Boothe’s work is not just playful in its maze-like layouts, but also in the shape of the lines and color choices. Most pieces — “Recursion,” “Findings,” “Ellipses #12,” for example — combine muted, soothing shades of pastel with the boldness of intense primary colors. In paint, Boothe traces straight lines that follow the grid before unexpectedly swaying into s-curves and rounded corners. Sometimes they hesitate and continue into dots and dashes. The lines also run into geometrically-inspired areas of colors. When intentional smears make a line occupy a space beyond its usual narrow stretch, is it still a line?

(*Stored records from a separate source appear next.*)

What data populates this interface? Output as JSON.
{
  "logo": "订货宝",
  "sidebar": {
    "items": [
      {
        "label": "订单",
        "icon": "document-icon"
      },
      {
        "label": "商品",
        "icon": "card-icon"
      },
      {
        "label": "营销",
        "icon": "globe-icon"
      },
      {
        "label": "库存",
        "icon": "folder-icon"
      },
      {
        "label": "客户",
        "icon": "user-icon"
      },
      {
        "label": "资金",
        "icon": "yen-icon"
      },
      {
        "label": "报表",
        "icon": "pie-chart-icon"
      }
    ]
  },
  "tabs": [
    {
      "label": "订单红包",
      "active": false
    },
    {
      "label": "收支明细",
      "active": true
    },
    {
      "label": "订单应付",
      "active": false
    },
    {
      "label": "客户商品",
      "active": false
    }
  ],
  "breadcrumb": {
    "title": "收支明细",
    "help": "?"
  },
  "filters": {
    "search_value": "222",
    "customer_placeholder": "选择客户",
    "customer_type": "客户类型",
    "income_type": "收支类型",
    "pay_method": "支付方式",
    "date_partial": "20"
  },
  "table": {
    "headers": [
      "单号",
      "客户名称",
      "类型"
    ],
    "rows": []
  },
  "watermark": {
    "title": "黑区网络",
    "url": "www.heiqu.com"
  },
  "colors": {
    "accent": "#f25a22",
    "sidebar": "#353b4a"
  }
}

Each abstract painting is like a game of connect the dots, played with different rules. Sometimes the dots are connected, and other times not, as in “Heraclitean Fire,” where the randomness of lines speaks to the illogical nature of passion and anger. “Quiet Fury #5” sends a similar message, but the anger is simultaneously suppressed by the calming cobalt background, into which lines seem to sink. Blue takes on a different meaning in “Fracture,” however, serving to enhance a sense of disruption and removal. Even as the change in hues constructs the disconnectedness between parts, the color blue ironically unites the piece. “Surfacing” is also blue and white, but the story it tells is one of fabrication in progress, not deconstruction. Captured mid-action, the lines will not fully surface, and the question of whether they will assemble into a larger, more complete picture remains unanswered.

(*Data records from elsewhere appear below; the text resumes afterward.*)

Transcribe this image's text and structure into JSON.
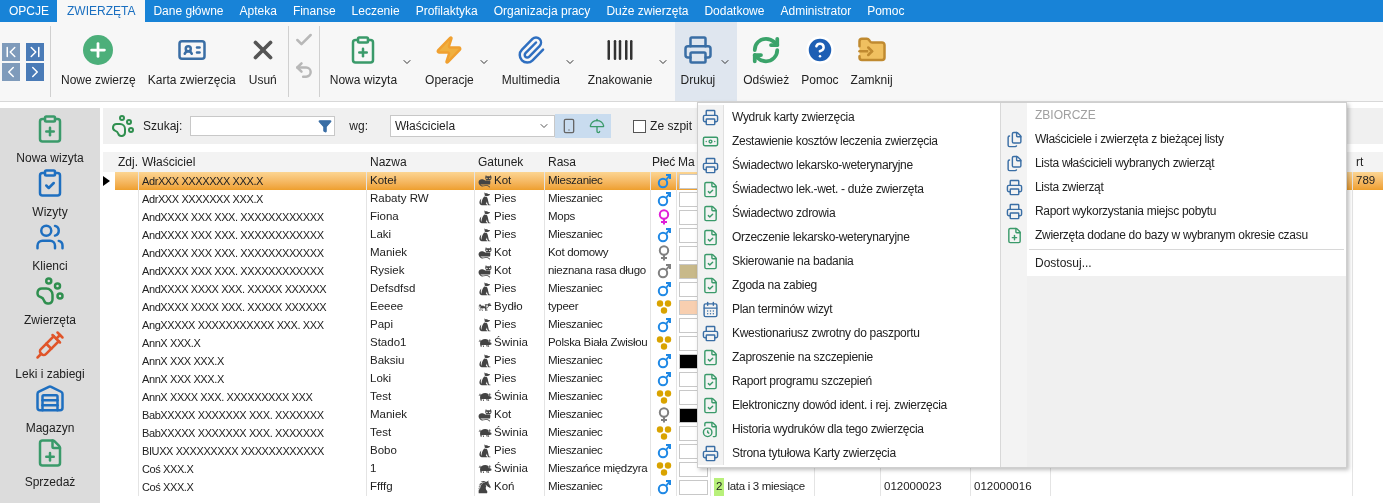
{
  "menu_bar": [
    {
      "label": "OPCJE",
      "selected": false
    },
    {
      "label": "ZWIERZĘTA",
      "selected": true
    },
    {
      "label": "Dane główne",
      "selected": false
    },
    {
      "label": "Apteka",
      "selected": false
    },
    {
      "label": "Finanse",
      "selected": false
    },
    {
      "label": "Leczenie",
      "selected": false
    },
    {
      "label": "Profilaktyka",
      "selected": false
    },
    {
      "label": "Organizacja pracy",
      "selected": false
    },
    {
      "label": "Duże zwierzęta",
      "selected": false
    },
    {
      "label": "Dodatkowe",
      "selected": false
    },
    {
      "label": "Administrator",
      "selected": false
    },
    {
      "label": "Pomoc",
      "selected": false
    }
  ],
  "ribbon": {
    "record_group": [
      {
        "label": "Nowe zwierzę"
      },
      {
        "label": "Karta zwierzęcia"
      },
      {
        "label": "Usuń"
      }
    ],
    "edit_group": [
      {
        "disabled": true
      },
      {
        "disabled": true
      }
    ],
    "actions": [
      {
        "label": "Nowa wizyta",
        "has_menu": true,
        "pressed": false
      },
      {
        "label": "Operacje",
        "has_menu": true,
        "pressed": false
      },
      {
        "label": "Multimedia",
        "has_menu": true,
        "pressed": false
      },
      {
        "label": "Znakowanie",
        "has_menu": true,
        "pressed": false
      },
      {
        "label": "Drukuj",
        "has_menu": true,
        "pressed": true
      },
      {
        "label": "Odśwież",
        "has_menu": false,
        "pressed": false
      },
      {
        "label": "Pomoc",
        "has_menu": false,
        "pressed": false
      },
      {
        "label": "Zamknij",
        "has_menu": false,
        "pressed": false
      }
    ]
  },
  "sidebar": {
    "items": [
      {
        "label": "Nowa wizyta"
      },
      {
        "label": "Wizyty"
      },
      {
        "label": "Klienci"
      },
      {
        "label": "Zwierzęta"
      },
      {
        "label": "Leki i zabiegi"
      },
      {
        "label": "Magazyn"
      },
      {
        "label": "Sprzedaż"
      }
    ]
  },
  "search": {
    "label": "Szukaj:",
    "by_label": "wg:",
    "by_value": "Właściciela",
    "checkbox": {
      "label": "Ze szpit",
      "checked": false
    }
  },
  "table": {
    "columns": [
      "Zdj.",
      "Właściciel",
      "Nazwa",
      "Gatunek",
      "Rasa",
      "Płeć",
      "Ma",
      "rt"
    ],
    "rows": [
      {
        "selected": true,
        "owner": "AdrXXX XXXXXXX XXX.X",
        "name": "Koteł",
        "species": {
          "label": "Kot",
          "kind": "cat"
        },
        "breed": "Mieszaniec",
        "sex": {
          "kind": "male"
        },
        "color": "#ffffff",
        "last": "789"
      },
      {
        "selected": false,
        "owner": "AdrXXX XXXXXXX XXX.X",
        "name": "Rabaty RW",
        "species": {
          "label": "Pies",
          "kind": "dog"
        },
        "breed": "Mieszaniec",
        "sex": {
          "kind": "male"
        },
        "color": "#ffffff"
      },
      {
        "selected": false,
        "owner": "AndXXXX XXX XXX. XXXXXXXXXXXX",
        "name": "Fiona",
        "species": {
          "label": "Pies",
          "kind": "dog"
        },
        "breed": "Mops",
        "sex": {
          "kind": "female"
        },
        "color": "#ffffff"
      },
      {
        "selected": false,
        "owner": "AndXXXX XXX XXX. XXXXXXXXXXXX",
        "name": "Laki",
        "species": {
          "label": "Pies",
          "kind": "dog"
        },
        "breed": "Mieszaniec",
        "sex": {
          "kind": "male"
        },
        "color": "#ffffff"
      },
      {
        "selected": false,
        "owner": "AndXXXX XXX XXX. XXXXXXXXXXXX",
        "name": "Maniek",
        "species": {
          "label": "Kot",
          "kind": "cat"
        },
        "breed": "Kot domowy",
        "sex": {
          "kind": "femaleneutral"
        },
        "color": "#ffffff"
      },
      {
        "selected": false,
        "owner": "AndXXXX XXX XXX. XXXXXXXXXXXX",
        "name": "Rysiek",
        "species": {
          "label": "Kot",
          "kind": "cat"
        },
        "breed": "nieznana rasa długo",
        "sex": {
          "kind": "maleneutral"
        },
        "color": "#c8b98a"
      },
      {
        "selected": false,
        "owner": "AndXXXX XXXX XXX. XXXXX XXXXXX",
        "name": "Defsdfsd",
        "species": {
          "label": "Pies",
          "kind": "dog"
        },
        "breed": "Mieszaniec",
        "sex": {
          "kind": "male"
        },
        "color": "#ffffff"
      },
      {
        "selected": false,
        "owner": "AndXXXX XXXX XXX. XXXXX XXXXXX",
        "name": "Eeeee",
        "species": {
          "label": "Bydło",
          "kind": "cow"
        },
        "breed": "typeer",
        "sex": {
          "kind": "herd"
        },
        "color": "#f8cfb0"
      },
      {
        "selected": false,
        "owner": "AngXXXXX XXXXXXXXXXX XXX. XXX",
        "name": "Papi",
        "species": {
          "label": "Pies",
          "kind": "dog"
        },
        "breed": "Mieszaniec",
        "sex": {
          "kind": "male"
        },
        "color": "#ffffff"
      },
      {
        "selected": false,
        "owner": "AnnX XXX.X",
        "name": "Stado1",
        "species": {
          "label": "Świnia",
          "kind": "pig"
        },
        "breed": "Polska Biała Zwisłou",
        "sex": {
          "kind": "herd"
        },
        "color": "#ffffff"
      },
      {
        "selected": false,
        "owner": "AnnX XXX XXX.X",
        "name": "Baksiu",
        "species": {
          "label": "Pies",
          "kind": "dog"
        },
        "breed": "Mieszaniec",
        "sex": {
          "kind": "male"
        },
        "color": "#000000"
      },
      {
        "selected": false,
        "owner": "AnnX XXX XXX.X",
        "name": "Loki",
        "species": {
          "label": "Pies",
          "kind": "dog"
        },
        "breed": "Mieszaniec",
        "sex": {
          "kind": "male"
        },
        "color": "#ffffff"
      },
      {
        "selected": false,
        "owner": "AnnX XXXX XXX. XXXXXXXXX XXX",
        "name": "Test",
        "species": {
          "label": "Świnia",
          "kind": "pig"
        },
        "breed": "Mieszaniec",
        "sex": {
          "kind": "herd"
        },
        "color": "#ffffff"
      },
      {
        "selected": false,
        "owner": "BabXXXXX XXXXXXX XXX. XXXXXXX",
        "name": "Maniek",
        "species": {
          "label": "Kot",
          "kind": "cat"
        },
        "breed": "Mieszaniec",
        "sex": {
          "kind": "femaleneutral"
        },
        "color": "#000000"
      },
      {
        "selected": false,
        "owner": "BabXXXXX XXXXXXX XXX. XXXXXXX",
        "name": "Test",
        "species": {
          "label": "Świnia",
          "kind": "pig"
        },
        "breed": "Mieszaniec",
        "sex": {
          "kind": "herd"
        },
        "color": "#ffffff"
      },
      {
        "selected": false,
        "owner": "BIUXX XXXXXXXXX XXXXXXXXXXXX",
        "name": "Bobo",
        "species": {
          "label": "Pies",
          "kind": "dog"
        },
        "breed": "Mieszaniec",
        "sex": {
          "kind": "male"
        },
        "color": "#ffffff"
      },
      {
        "selected": false,
        "owner": "Coś XXX.X",
        "name": "1",
        "species": {
          "label": "Świnia",
          "kind": "pig"
        },
        "breed": "Mieszańce międzyra",
        "sex": {
          "kind": "herd"
        },
        "color": "#ffffff"
      },
      {
        "selected": false,
        "owner": "Coś XXX.X",
        "name": "Ffffg",
        "species": {
          "label": "Koń",
          "kind": "horse"
        },
        "breed": "Mieszaniec",
        "sex": {
          "kind": "male"
        },
        "color": "#ffffff",
        "age_number": "2",
        "age_text": "lata i 3 miesiące",
        "number_1": "012000023",
        "number_2": "012000016"
      }
    ]
  },
  "print_menu": {
    "items": [
      {
        "label": "Wydruk karty zwierzęcia",
        "kind": "printer"
      },
      {
        "label": "Zestawienie kosztów leczenia zwierzęcia",
        "kind": "costs"
      },
      {
        "label": "Świadectwo lekarsko-weterynaryjne",
        "kind": "printer"
      },
      {
        "label": "Świadectwo lek.-wet. - duże zwierzęta",
        "kind": "document"
      },
      {
        "label": "Świadectwo zdrowia",
        "kind": "document"
      },
      {
        "label": "Orzeczenie lekarsko-weterynaryjne",
        "kind": "document"
      },
      {
        "label": "Skierowanie na badania",
        "kind": "document"
      },
      {
        "label": "Zgoda na zabieg",
        "kind": "document"
      },
      {
        "label": "Plan terminów wizyt",
        "kind": "calendar"
      },
      {
        "label": "Kwestionariusz zwrotny do paszportu",
        "kind": "printer"
      },
      {
        "label": "Zaproszenie na szczepienie",
        "kind": "document"
      },
      {
        "label": "Raport programu szczepień",
        "kind": "document"
      },
      {
        "label": "Elektroniczny dowód ident. i rej. zwierzęcia",
        "kind": "document"
      },
      {
        "label": "Historia wydruków dla tego zwierzęcia",
        "kind": "history"
      },
      {
        "label": "Strona tytułowa Karty zwierzęcia",
        "kind": "printer"
      }
    ],
    "group_title": "ZBIORCZE",
    "group_items": [
      {
        "label": "Właściciele i zwierzęta z bieżącej listy",
        "kind": "list"
      },
      {
        "label": "Lista właścicieli wybranych zwierząt",
        "kind": "list"
      },
      {
        "label": "Lista zwierząt",
        "kind": "printer"
      },
      {
        "label": "Raport wykorzystania miejsc pobytu",
        "kind": "printer"
      },
      {
        "label": "Zwierzęta dodane do bazy w wybranym okresie czasu",
        "kind": "add"
      }
    ],
    "customize": "Dostosuj..."
  }
}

Boothe’s art often defies the clear-cut, tending towards being intentionally messy, overlapping and blending together. “Beginnings” is a creative take on cave paintings, rich with graceful transitions in multicolored lines that stand out on a beige, cave-like background. In “Entangle,” different designs rest on top of one another, making harmonious patterns from pieces that shouldn’t fit together. The little islands of vibrant color that stand out in a sea of white seem to be at the brink of change, and the piece itself appears to be unsure, deciding between whether to reflect the process of destruction or discovery.
Interspersed throughout the gallery, sculptures by Elisa Lendvay echo and expand on themes of discovery and reveal. A pun on the word “archangel,” “Archangle” places common household items in an unconventional setting. Metal lids, crushed aluminum cans and pie tins are strung together like a strange skewer splashed with color. Lendvay incorporates materials unassociated in daily life into one structure and makes it seem natural, the artifact of an alternative world. Through this curious collaboration, Lendvay juxtaposes barrenness and exposure with cover — “Nest,” “Curve/Rednet” — and practical use with elaborate and fanciful design — “Deadwood,” “Ruffle.”

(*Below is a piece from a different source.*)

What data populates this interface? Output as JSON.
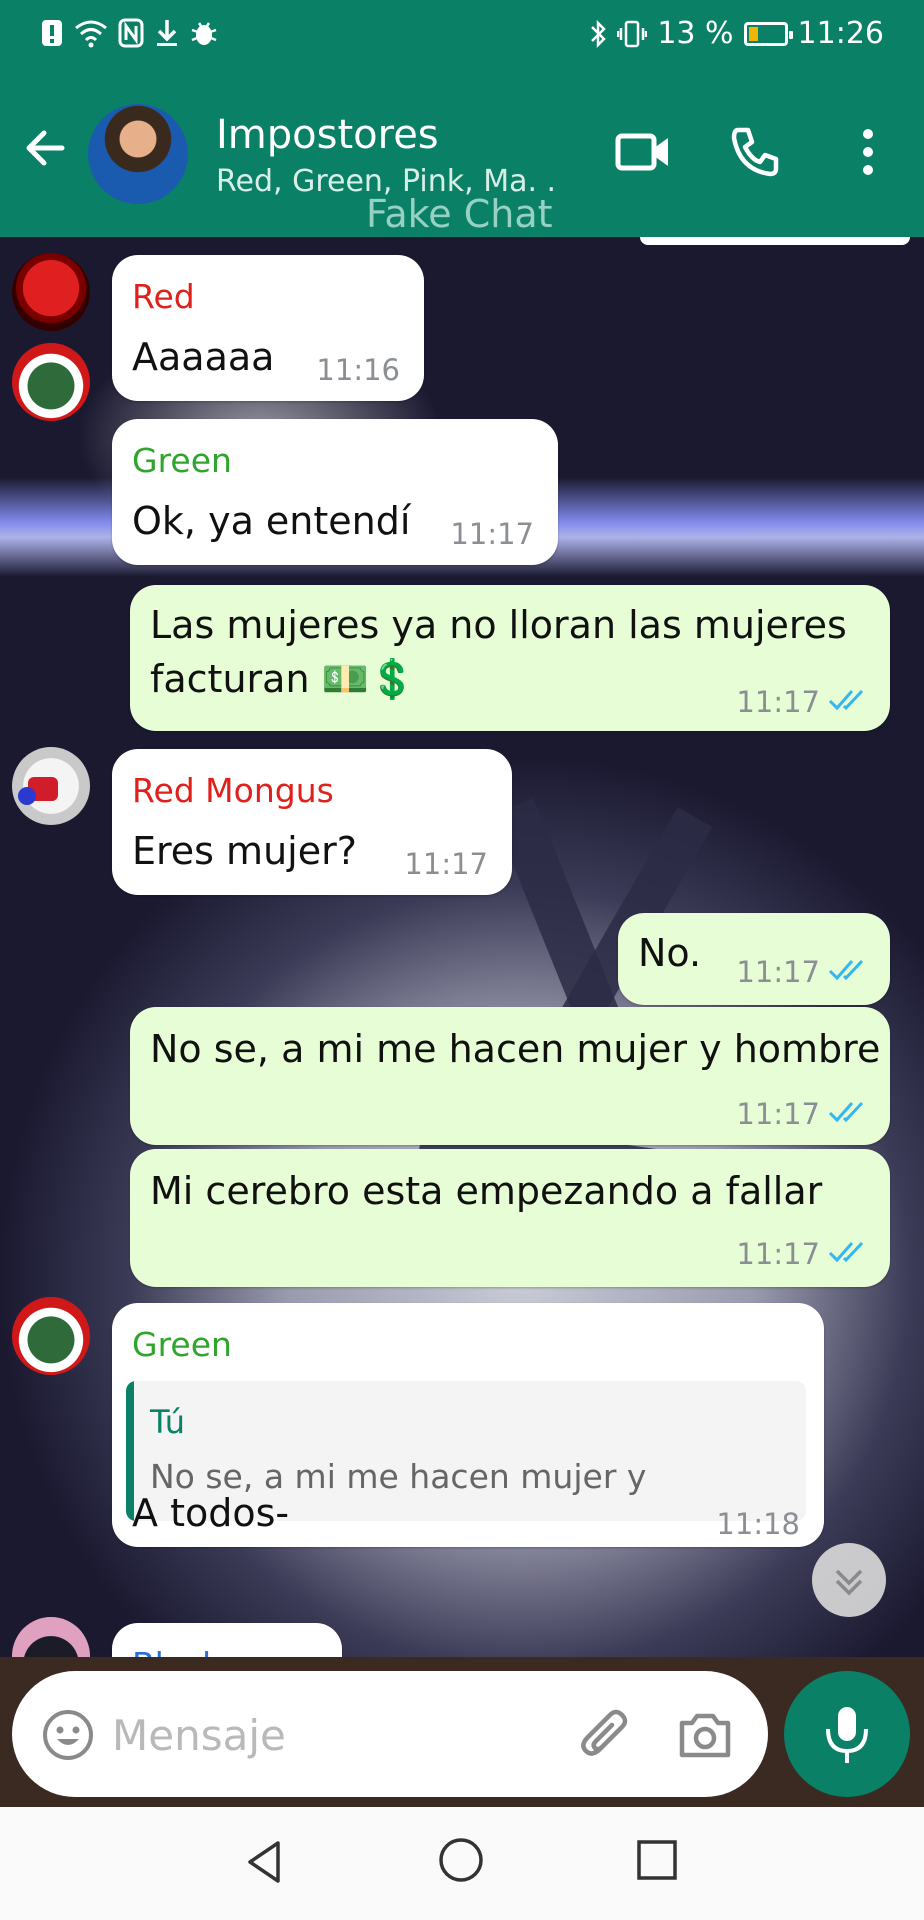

Abstract art gets a bad rep. It’s “artsy” without substance, some people say, or perhaps muddled with too much substance to have a concrete focus. Too confusing, too foreign. But when I walked into the Fred Giampietro Gallery and first saw the works of Power Boothe and Elisa Lendvay, I felt like I had returned to my childhood home. Once again I was sitting at my desk with crayons, piles of maze worksheets and board games in front of me and pie tins laid out on the kitchen countertop, ready to be repurposed. Once again, there was space to color outside the lines.